The Core Course series is comprised of 17 units of intensive coursework designed to provide a strong background in the principles of Pharmacology and Toxicology. The courses were designed for and are taught for graduate students and are intended to develop integration and problem solving skills.
- PTX 201 - Principles of Pharmacology and Toxicology (5 units)
This is an introductory overview of basic concepts in pharmacology/toxicology followed by in-depth blocks on fate processes of chemicals in the body, fate processes associated with tissue selective responses, and selective toxicity employed therapeutically.
- PTX 202 - Principles of Pharmacology and Toxicology (4 units)
This course covers the principles of pharmacodynamics and mechanisms of drug/toxicant action. Intracellular signaling, ion channels and membrane transport are discussed.
- PTX 203 - Principles of Pharmacology and Toxicology (4 units)
Integrated physiological systems, cardiovascular and nervous systems and how drugs and toxicants act to perturb function are covered in PTX 203.

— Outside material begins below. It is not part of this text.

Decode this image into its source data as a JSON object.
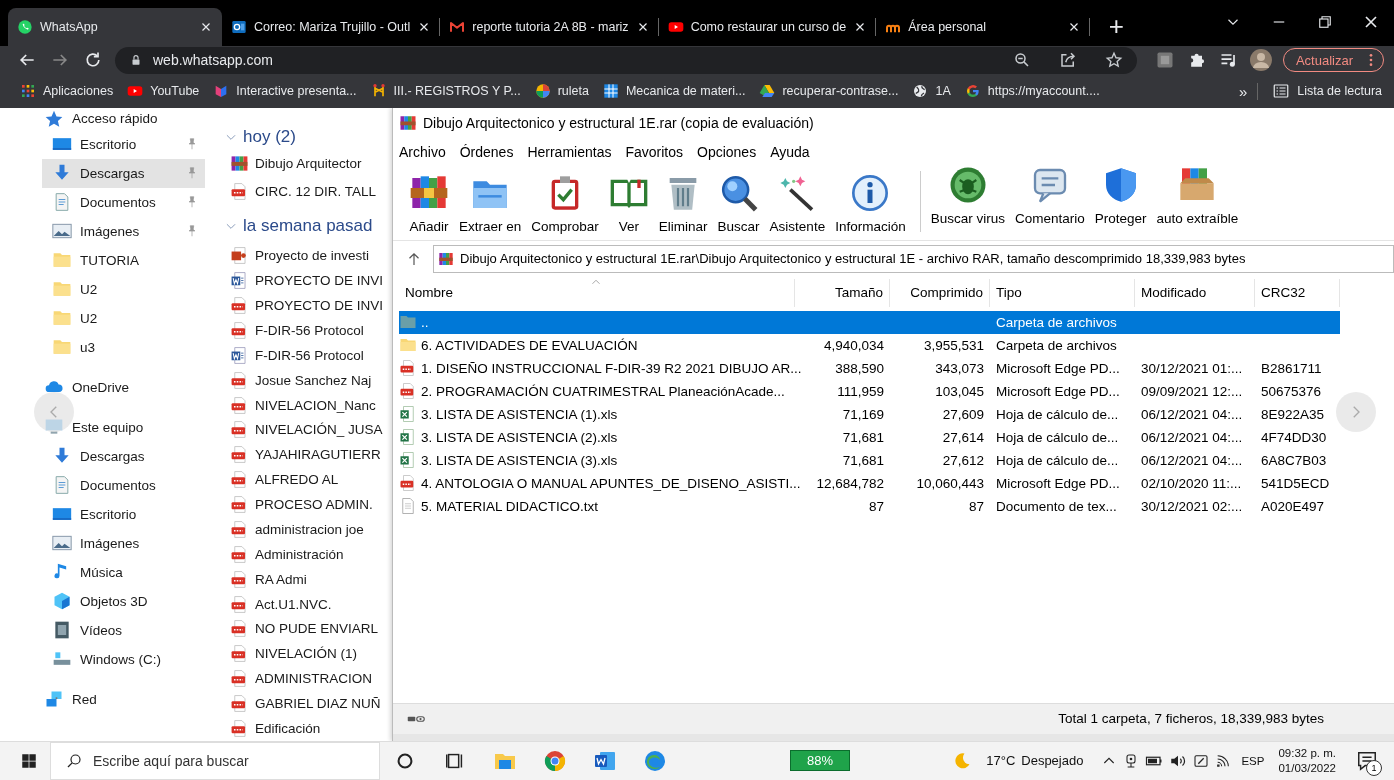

- STA 100 - Applied Statistics (4 units)
Descriptive statistics, probability, sampling distributions, estimation, hypothesis testing, contingency tables, ANOVA, regression; implementation of statistical methods using computer package.
Advising Structure and Mentoring
The Graduate Adviser is a key figure for each graduate student throughout his/her program of study, but particularly during the period prior to advancement to candidacy. Graduate advisers are appointed by Graduate Studies and are assigned to each student upon his/her indication of intent to matriculate into the program. The Graduate Adviser is involved in many aspects of a graduate student's progress and is the student's first source of academic information and provides assistance with fulfilling the requirements of the Pharmacology and Toxicology Graduate Group program. This includes choosing a major professor, planning coursework, and conducting annual reviews of progress. In those cases where students choose to conduct their planned thesis/dissertation in the laboratory of their graduate adviser another graduate adviser will be assigned. The graduate advisor may not be the student's major professor. The role and responsibilities of the Graduate Adviser are listed in detail in the Graduate Adviser's Handbook, published by Graduate Studies.
The Major Professor is a faculty member belonging to the Pharmacology and Toxicology Graduate Group program who supervises the student's research and thesis; this person serves as the Chair of the Thesis Committee, and is usually the setting for the student's research activities. The major professor advises on details of course work and other aspects of the academic program that are tailored to suit the individual student's programmatic needs and career goals. Mentoring guidelines from Graduate Council can be found on the Graduate Studies website.
The Graduate Program Staff assists students with identifying a major professor, identifying appointments, and general university policies.